*Task brief*
Once the lines below holding the string "this" are counted, give that number alone.

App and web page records

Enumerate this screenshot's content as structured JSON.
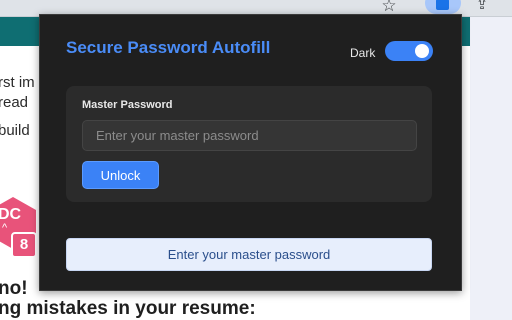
{
  "browser": {
    "icons": [
      "star-icon",
      "extensions-puzzle-icon",
      "share-icon"
    ]
  },
  "background_page": {
    "line1": "rst im",
    "line2": "read",
    "line3": "build",
    "hex_badge_text": "DC",
    "hex_badge_caret": "^",
    "number_badge": "8",
    "heading1": "no!",
    "heading2": "ng mistakes in your resume:"
  },
  "popup": {
    "title": "Secure Password Autofill",
    "theme_label": "Dark",
    "theme_toggle_on": true,
    "field_label": "Master Password",
    "password_placeholder": "Enter your master password",
    "password_value": "",
    "unlock_label": "Unlock",
    "status_message": "Enter your master password"
  },
  "colors": {
    "popup_bg": "#1f1f1f",
    "accent": "#3b82f6",
    "title": "#4a8cf7",
    "card_bg": "#2b2b2b",
    "status_bg": "#e7eefc",
    "page_teal": "#0f6e72"
  }
}
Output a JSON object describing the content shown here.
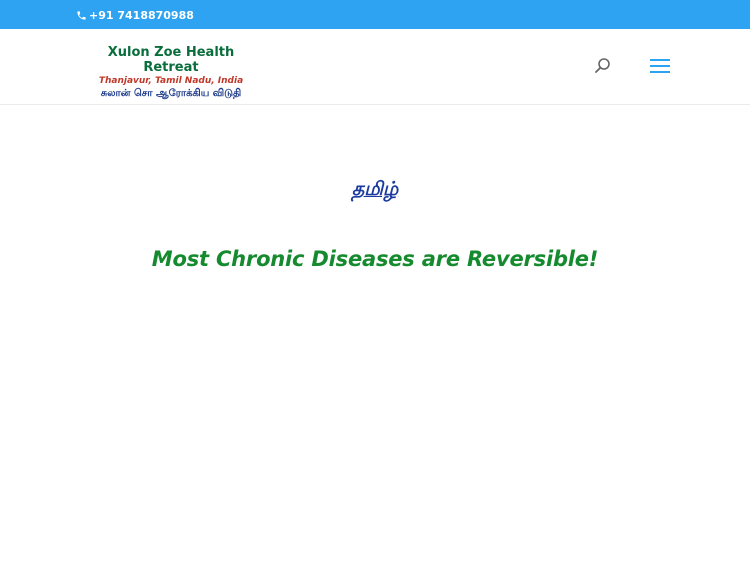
{
  "topbar": {
    "phone_number": "+91 7418870988",
    "phone_icon": "phone-icon",
    "background_color": "#2ea3f2"
  },
  "header": {
    "logo": {
      "title": "Xulon Zoe Health Retreat",
      "location": "Thanjavur, Tamil Nadu, India",
      "tamil_name": "சுலான் சொ ஆரோக்கிய விடுதி"
    },
    "search_icon": "search-icon",
    "menu_icon": "hamburger-menu-icon"
  },
  "main": {
    "language_link": "தமிழ்",
    "headline": "Most Chronic Diseases are Reversible!"
  },
  "colors": {
    "accent": "#2ea3f2",
    "headline": "#168a2e",
    "link": "#1b3aa0"
  }
}
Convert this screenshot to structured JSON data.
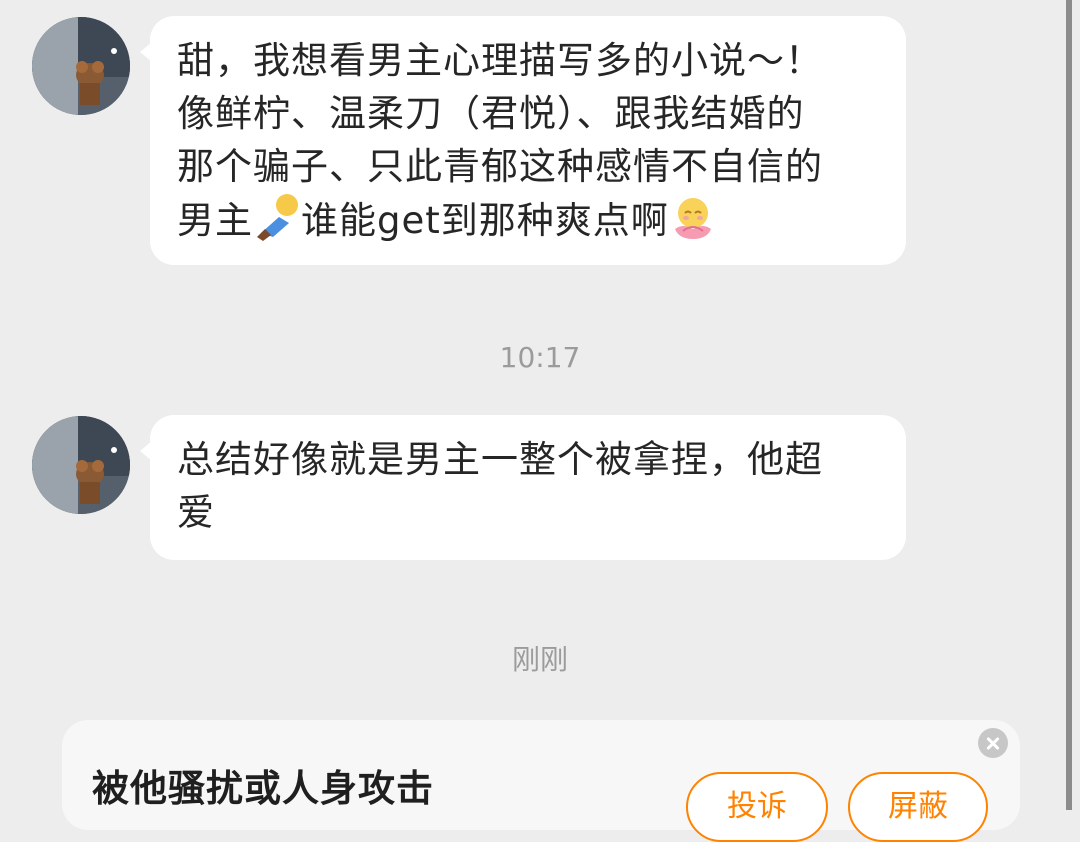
{
  "messages": [
    {
      "text_lines": [
        "甜，我想看男主心理描写多的小说～！",
        "像鲜柠、温柔刀（君悦）、跟我结婚的",
        "那个骗子、只此青郁这种感情不自信的"
      ],
      "last_line_start": "男主",
      "emoji_1": "lying-down-person-emoji",
      "last_line_middle": "谁能get到那种爽点啊",
      "emoji_2": "lotus-smiley-emoji"
    },
    {
      "text_lines": [
        "总结好像就是男主一整个被拿捏，他超",
        "爱"
      ]
    }
  ],
  "timestamps": {
    "first": "10:17",
    "second": "刚刚"
  },
  "harass_card": {
    "title": "被他骚扰或人身攻击",
    "report_label": "投诉",
    "block_label": "屏蔽"
  },
  "colors": {
    "background": "#ededed",
    "bubble": "#ffffff",
    "accent_orange": "#ff8200",
    "timestamp": "#9b9b9b"
  }
}
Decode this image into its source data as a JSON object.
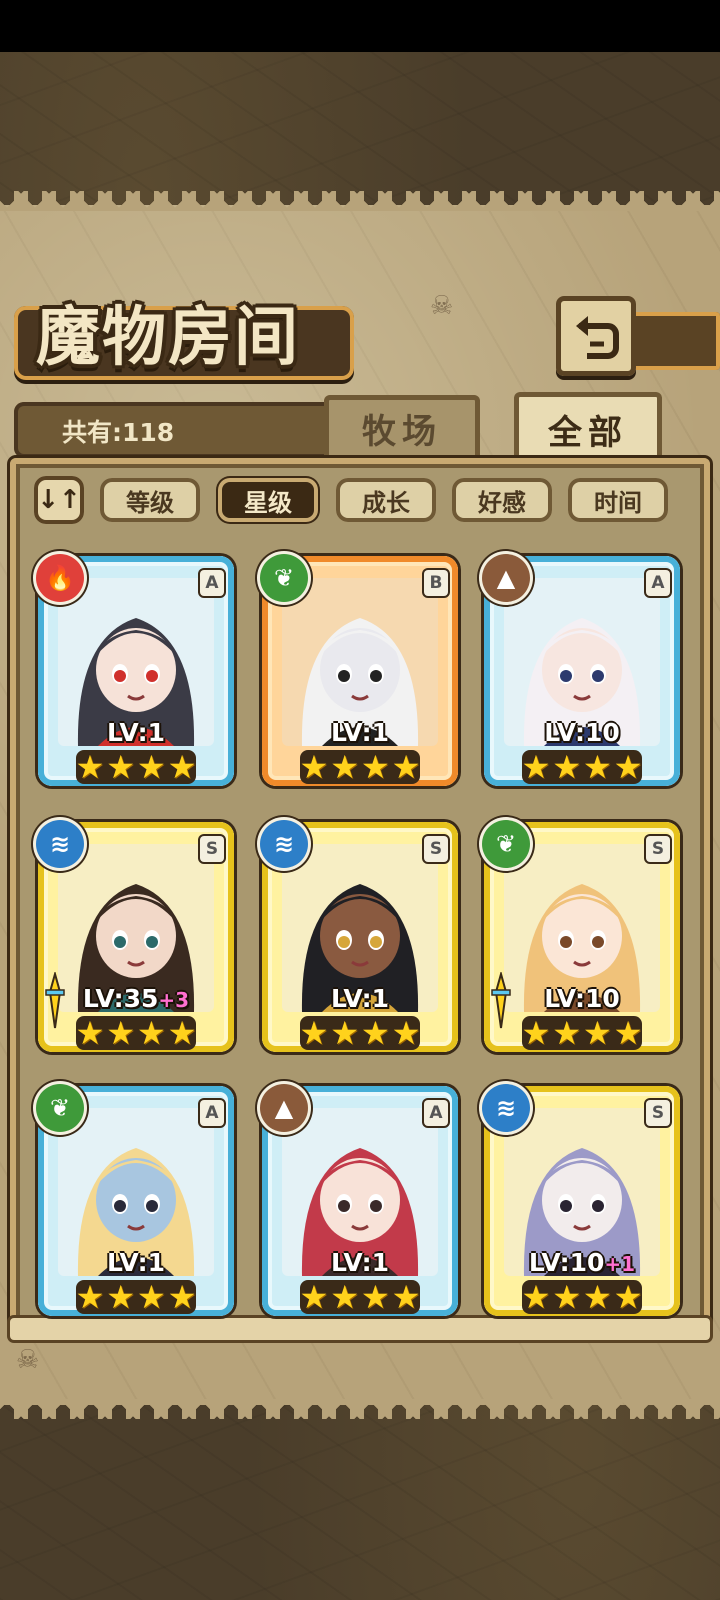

*Output below*
3